A career path with an IDS degree

As human beings, our desire to help others often leads to wanting to learn more about other countries, their political and economical problems and how we can help them. And although sometimes we struggle to achieve this - as was discussed in the document, "What are we doing here?" about the struggles we've have had to lift Africa out of despair - there is still a desire we have, as a people, to understand international development issues and solve these problems.

If you are somebody whose had a profound curiosity in political, social and economic issues, perusing a degree in international development studies or (IDS) is exciting. With an IDS degree, you will study key issues and ideas that can help solve development problems in countries around the world. These problems include adapting new technologies or ideas to a country to enhance or improve their way of life, improving their diplomatic relationships with other countries, and your values and principles to another country's way of life. Those with degrees in this field of study can often find promising careers with local governments, freelance consulting firms and lobby campaigns to raise money for international efforts.

What do I need to be aware of, if I'm looking at IDS jobs?

Often times when people start on a career path, they aren't completely sure of what that path will entail. With IDS jobs, many don't realize the difficulty of turning their degree into a lucrative career so we'll take this opportunity to mention some areas you might want to be aware of:

First of all, find a particular area of focus within the degree and concentrate on that. As we stated before, there are multiple aspects to an IDS degree. Different positions will want you to focus on particular areas of concern such as economics, human rights, security, animal rights, preparing for disasters, etc.
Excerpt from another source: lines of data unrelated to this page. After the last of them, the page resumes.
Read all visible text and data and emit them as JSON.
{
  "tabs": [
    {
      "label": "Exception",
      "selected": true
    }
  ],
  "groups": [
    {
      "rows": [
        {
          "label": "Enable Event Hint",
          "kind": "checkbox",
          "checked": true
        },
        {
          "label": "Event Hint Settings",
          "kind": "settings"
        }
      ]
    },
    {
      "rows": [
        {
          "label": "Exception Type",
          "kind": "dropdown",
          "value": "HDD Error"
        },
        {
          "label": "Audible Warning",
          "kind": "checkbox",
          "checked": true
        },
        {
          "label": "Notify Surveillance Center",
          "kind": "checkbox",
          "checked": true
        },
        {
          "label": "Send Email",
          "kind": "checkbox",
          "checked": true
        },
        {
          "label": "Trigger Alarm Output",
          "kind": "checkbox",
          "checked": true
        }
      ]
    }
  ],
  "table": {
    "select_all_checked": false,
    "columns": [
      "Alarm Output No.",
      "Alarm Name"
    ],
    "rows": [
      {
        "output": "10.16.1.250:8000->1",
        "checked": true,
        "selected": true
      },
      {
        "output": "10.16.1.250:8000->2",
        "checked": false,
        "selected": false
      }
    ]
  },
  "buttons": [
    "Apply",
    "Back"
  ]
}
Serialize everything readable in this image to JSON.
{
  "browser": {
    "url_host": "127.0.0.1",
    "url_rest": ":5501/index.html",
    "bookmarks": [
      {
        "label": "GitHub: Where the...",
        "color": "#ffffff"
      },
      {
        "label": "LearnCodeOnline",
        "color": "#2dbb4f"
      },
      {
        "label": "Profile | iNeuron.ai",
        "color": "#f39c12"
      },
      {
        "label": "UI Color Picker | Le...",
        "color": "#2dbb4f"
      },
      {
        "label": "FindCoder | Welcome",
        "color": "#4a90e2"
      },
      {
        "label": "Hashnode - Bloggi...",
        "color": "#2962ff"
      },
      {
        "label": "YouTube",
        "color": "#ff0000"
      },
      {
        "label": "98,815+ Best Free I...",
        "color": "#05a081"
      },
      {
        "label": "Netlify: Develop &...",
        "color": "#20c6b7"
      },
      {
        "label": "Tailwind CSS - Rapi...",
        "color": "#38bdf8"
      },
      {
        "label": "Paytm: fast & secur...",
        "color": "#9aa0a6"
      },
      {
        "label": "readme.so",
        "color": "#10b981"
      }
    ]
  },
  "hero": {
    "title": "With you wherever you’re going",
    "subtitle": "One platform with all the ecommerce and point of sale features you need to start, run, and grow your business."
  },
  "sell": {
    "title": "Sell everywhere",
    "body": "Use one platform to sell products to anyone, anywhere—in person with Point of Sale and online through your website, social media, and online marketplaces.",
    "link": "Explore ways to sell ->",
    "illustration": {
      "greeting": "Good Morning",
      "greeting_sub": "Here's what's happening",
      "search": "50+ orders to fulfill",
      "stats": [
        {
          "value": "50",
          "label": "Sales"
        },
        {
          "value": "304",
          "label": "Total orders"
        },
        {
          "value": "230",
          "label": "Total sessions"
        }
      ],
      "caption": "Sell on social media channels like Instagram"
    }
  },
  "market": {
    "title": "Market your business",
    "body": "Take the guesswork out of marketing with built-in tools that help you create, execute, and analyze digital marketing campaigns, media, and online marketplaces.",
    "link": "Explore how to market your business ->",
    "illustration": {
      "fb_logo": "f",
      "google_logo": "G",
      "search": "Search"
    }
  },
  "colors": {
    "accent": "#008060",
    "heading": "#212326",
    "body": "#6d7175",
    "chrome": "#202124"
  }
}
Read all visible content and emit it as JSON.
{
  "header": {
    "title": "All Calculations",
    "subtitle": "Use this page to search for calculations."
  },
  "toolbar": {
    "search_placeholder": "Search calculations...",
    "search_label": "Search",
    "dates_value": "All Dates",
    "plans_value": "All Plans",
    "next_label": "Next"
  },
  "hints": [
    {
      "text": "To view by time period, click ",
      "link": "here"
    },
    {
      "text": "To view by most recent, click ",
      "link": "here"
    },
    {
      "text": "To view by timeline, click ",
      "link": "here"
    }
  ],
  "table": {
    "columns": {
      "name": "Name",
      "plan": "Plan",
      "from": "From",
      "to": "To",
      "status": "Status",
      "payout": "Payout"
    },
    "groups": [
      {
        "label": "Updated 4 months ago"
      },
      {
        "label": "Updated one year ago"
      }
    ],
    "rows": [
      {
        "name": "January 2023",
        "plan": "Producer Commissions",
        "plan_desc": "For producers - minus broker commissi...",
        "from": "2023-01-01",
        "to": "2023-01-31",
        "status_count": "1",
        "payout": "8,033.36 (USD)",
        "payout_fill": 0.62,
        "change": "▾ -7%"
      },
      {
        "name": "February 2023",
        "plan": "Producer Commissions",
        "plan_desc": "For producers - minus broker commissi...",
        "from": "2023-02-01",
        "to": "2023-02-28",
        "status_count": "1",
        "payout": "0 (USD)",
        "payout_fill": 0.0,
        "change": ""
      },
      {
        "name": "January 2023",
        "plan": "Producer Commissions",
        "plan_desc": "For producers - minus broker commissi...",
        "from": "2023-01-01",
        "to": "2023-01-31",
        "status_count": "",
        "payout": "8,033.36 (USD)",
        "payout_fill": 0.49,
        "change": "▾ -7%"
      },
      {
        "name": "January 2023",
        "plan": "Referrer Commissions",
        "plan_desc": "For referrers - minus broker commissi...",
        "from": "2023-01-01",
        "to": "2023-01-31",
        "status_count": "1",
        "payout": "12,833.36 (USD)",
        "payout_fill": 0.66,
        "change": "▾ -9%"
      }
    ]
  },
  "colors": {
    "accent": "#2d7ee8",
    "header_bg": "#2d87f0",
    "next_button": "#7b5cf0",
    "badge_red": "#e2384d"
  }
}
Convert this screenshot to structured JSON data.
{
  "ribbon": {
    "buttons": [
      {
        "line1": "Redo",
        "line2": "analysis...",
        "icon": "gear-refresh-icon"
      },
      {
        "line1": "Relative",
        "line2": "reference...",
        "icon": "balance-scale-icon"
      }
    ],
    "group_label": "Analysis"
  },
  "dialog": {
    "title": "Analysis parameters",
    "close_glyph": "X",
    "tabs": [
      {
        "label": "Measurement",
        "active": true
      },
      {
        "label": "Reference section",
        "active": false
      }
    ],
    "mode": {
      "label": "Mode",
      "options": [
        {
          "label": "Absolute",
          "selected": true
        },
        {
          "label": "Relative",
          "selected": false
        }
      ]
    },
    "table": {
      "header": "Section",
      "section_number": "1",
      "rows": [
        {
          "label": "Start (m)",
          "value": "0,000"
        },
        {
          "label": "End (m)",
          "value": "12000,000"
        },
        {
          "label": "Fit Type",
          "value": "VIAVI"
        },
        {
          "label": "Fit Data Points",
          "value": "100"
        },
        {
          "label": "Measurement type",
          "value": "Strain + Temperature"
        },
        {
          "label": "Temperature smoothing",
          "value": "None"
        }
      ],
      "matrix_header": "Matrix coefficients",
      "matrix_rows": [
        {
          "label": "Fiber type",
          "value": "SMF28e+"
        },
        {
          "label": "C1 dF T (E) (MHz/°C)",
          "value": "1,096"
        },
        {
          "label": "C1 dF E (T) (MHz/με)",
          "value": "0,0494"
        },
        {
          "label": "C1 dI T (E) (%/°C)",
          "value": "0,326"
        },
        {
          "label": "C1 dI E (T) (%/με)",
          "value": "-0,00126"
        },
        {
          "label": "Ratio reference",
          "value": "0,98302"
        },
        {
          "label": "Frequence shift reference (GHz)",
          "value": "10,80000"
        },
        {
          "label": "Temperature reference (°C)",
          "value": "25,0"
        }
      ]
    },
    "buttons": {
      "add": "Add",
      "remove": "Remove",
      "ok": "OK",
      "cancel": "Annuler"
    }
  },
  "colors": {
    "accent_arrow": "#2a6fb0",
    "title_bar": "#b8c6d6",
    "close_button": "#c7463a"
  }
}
If you focus the majority of your degree in, let's say, "Disaster preparing" positions, looking specifically for that skill set will find your curriculum beneficial.

This is because most employers often want to hire people who have specific knowledge in specific areas rather than people who have a wide range of knowledge. This also gets into our conversation about returning to college and pursuing a graduate degree, which we will talk more about below.

What can I do if I am unable to land a job immediately with my IDS degree?

This is an issue many recent college graduates face; sometimes those who hold an IDS degree are unable to find positions after school. The following are some helpful tips you may want to consider:

  1. Consider a graduate degree in IDS. With so many students holding undergraduate degrees looking for work, having a masters or doctorate in the same field could give you an edge over others.
  2. Get a double major to give your undergraduate degree a boost and improve your skill set. One such study is "Interdisciplinary Studies" which is a degree built upon your specific interests such as problem solving as it relates specifically to the studies of international development.
  3. Consider volunteering. This can be vital, and lets potential employers know you have hands on experience.
  4. Don't be afraid to get in on the ground floor. Often times positions are available that do not pay well, but the ability to get your foot in the door can lead to potential opportunities later on. The same applies with IDS positions.

Where can I find more information on international development studies?

The following websites can be very helpful for those looking for information on careers that relate to IDS studies. They all offer great information that relates to this career path and many have job boards which list current openings.